Sunday, October 10, 2010
An Allendean Tale: Island Beneath the Sea
I remember the first time I read an Allende novel - The House of the Spirits. I loved that book for its sweeping story line and multitude of characters couched within the style of magic realism.
It is interesting to have read The House of the Spirits, Allende's first novel written in 1982, and now Island Beneath the Sea, written over 25 years later. Both books are written in Allende's trademark style characterized by lush descriptions, epic timeframes, a focus on history and place, and even a requisite "madwoman."
Island Beneath the Sea marks a departure for Allende, as a work of historical fiction set in Saint Domingue (present-day Haiti) and New Orleans in the late 18th century. The novel tells the story of Zarite (known as Tete), a biracial slave who is purchased by Toulouse Valmorain, a French plantation owner.
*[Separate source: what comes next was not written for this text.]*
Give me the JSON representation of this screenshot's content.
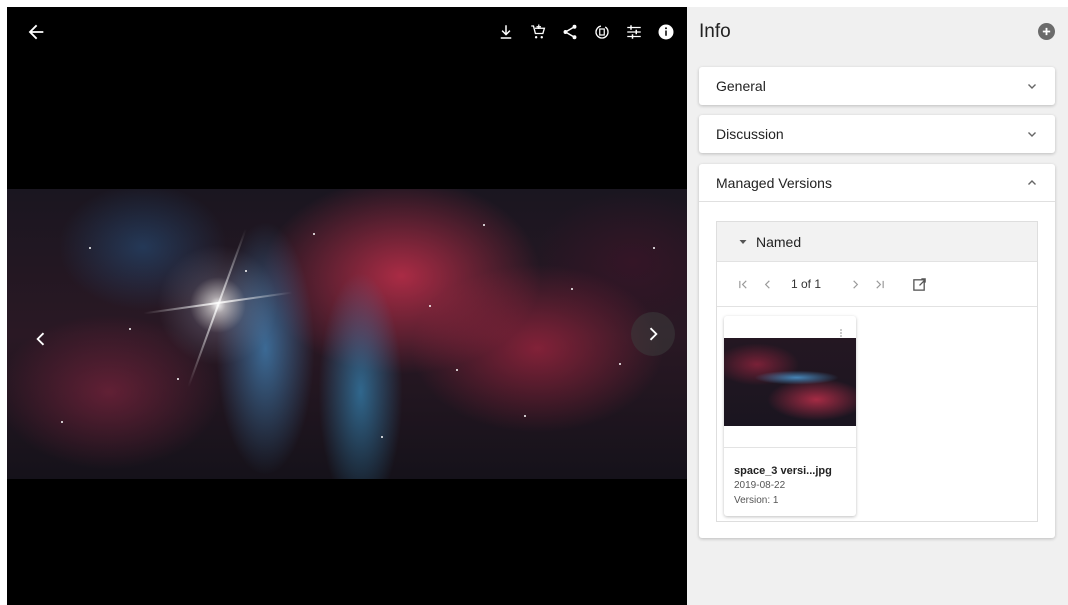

Ultimately, I appreciate Allende's work, as many of her stories feature female protagonists, thus giving voice to perspectives that have often gone unspoken or unheard. In this book, I found the descriptions to be too flowery and long, and I found myself skimming over some sections. I also did not feel that the historical information was woven seamlessly into the novel.
Allende is a treasure, but I would recommend her earlier works instead of her latest novel. Try The House of the Spirits or Daughter of Fortune.